THE TASK
Wherever the string "include" appears in the records, return the line that holds it.

(Dataset records)
==*==

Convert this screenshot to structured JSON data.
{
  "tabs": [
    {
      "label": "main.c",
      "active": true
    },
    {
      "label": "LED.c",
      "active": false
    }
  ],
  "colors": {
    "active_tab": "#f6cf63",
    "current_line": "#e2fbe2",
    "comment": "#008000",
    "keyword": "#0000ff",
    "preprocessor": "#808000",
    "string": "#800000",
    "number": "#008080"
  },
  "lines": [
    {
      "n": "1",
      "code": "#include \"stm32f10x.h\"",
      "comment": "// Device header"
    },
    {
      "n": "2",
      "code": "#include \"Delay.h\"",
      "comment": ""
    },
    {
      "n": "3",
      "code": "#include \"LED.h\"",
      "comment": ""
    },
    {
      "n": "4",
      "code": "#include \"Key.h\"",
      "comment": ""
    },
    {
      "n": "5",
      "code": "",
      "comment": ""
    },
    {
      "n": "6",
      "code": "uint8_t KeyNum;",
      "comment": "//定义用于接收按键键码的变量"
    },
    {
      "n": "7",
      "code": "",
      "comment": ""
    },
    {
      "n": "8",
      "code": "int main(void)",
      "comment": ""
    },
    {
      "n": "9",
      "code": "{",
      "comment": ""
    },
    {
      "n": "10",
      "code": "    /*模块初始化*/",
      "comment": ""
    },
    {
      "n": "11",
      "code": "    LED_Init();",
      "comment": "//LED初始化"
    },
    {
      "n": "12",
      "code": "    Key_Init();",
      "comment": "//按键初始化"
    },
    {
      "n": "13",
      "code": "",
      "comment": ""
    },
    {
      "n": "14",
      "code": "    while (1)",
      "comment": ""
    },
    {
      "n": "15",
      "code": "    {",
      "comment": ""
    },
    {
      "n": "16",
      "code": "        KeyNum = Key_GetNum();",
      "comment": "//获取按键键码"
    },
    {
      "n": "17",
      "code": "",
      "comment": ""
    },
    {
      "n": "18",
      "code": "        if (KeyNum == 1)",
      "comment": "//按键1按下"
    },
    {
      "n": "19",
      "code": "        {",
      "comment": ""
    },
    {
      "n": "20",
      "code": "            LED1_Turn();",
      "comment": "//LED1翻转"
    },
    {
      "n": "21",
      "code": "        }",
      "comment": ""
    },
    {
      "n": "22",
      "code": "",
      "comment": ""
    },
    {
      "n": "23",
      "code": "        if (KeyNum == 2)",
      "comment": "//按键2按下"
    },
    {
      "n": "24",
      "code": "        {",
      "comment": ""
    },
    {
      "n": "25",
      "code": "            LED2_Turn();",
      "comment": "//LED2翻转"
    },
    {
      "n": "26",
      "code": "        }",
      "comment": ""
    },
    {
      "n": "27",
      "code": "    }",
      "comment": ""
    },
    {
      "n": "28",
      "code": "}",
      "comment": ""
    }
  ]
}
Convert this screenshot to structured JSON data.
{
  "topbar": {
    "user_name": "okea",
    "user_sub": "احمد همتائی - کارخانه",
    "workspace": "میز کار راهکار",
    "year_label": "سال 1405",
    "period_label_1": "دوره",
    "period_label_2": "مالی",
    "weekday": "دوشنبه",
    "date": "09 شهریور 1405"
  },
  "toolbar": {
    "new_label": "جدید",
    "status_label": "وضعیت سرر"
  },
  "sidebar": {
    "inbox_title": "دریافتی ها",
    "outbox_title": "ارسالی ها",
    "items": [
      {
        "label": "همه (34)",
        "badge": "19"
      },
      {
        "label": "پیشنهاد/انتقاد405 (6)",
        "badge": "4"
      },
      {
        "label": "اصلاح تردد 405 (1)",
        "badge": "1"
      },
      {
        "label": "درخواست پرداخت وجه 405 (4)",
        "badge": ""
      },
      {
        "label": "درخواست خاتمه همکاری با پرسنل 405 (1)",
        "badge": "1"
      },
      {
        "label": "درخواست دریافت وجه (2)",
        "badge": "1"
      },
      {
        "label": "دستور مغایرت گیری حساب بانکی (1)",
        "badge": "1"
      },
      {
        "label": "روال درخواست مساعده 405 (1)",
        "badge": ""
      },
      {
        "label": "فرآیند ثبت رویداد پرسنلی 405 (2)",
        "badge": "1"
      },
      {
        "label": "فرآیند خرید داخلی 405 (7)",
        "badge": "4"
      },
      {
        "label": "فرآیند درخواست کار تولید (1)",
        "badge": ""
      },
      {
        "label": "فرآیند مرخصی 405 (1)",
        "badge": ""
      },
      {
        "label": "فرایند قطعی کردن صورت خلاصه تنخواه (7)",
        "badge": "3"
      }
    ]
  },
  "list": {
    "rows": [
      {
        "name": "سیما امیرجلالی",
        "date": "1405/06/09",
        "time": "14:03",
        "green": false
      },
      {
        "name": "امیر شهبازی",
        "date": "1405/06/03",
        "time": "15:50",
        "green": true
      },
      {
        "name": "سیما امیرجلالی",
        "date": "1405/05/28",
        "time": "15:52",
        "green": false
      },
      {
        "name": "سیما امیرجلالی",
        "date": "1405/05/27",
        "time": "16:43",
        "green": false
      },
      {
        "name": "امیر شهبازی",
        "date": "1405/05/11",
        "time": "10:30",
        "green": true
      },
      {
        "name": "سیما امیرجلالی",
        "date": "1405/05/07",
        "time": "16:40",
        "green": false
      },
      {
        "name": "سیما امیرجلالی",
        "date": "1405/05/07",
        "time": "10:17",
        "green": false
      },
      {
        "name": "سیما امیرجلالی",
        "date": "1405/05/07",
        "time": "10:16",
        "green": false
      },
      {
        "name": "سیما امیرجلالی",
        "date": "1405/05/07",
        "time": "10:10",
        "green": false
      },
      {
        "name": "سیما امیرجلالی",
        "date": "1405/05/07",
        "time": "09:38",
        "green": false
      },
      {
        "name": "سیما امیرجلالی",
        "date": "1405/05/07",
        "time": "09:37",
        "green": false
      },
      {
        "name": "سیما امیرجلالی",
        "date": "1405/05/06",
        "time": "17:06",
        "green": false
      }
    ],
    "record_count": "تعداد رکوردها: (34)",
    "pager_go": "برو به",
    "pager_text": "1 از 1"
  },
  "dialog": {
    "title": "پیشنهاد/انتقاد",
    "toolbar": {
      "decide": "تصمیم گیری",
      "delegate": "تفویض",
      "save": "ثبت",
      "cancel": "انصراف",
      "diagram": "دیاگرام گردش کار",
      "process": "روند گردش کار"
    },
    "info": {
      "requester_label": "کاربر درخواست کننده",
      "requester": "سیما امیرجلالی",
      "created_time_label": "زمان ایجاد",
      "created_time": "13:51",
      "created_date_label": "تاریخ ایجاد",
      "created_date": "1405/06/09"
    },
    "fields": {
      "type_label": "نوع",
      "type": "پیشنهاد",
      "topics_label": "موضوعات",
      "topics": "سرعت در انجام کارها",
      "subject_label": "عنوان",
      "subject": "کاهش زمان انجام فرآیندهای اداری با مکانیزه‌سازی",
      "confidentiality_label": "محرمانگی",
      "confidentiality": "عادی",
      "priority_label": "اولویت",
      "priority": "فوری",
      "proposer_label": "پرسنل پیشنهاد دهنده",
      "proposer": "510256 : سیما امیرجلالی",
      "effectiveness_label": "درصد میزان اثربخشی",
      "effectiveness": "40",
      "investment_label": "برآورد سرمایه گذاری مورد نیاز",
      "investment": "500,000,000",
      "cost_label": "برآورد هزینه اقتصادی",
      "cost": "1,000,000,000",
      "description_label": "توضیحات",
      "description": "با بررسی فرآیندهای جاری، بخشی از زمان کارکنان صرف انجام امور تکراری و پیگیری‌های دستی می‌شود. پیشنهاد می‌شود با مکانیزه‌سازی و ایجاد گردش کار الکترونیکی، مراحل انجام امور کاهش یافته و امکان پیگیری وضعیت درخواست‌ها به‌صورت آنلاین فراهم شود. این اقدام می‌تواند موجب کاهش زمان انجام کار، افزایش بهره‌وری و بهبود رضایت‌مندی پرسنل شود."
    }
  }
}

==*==

RESPONSE FOR THIS EXERCISE
      "code": "#include \"stm32f10x.h\"",
      "code": "#include \"Delay.h\"",
      "code": "#include \"LED.h\"",
      "code": "#include \"Key.h\"",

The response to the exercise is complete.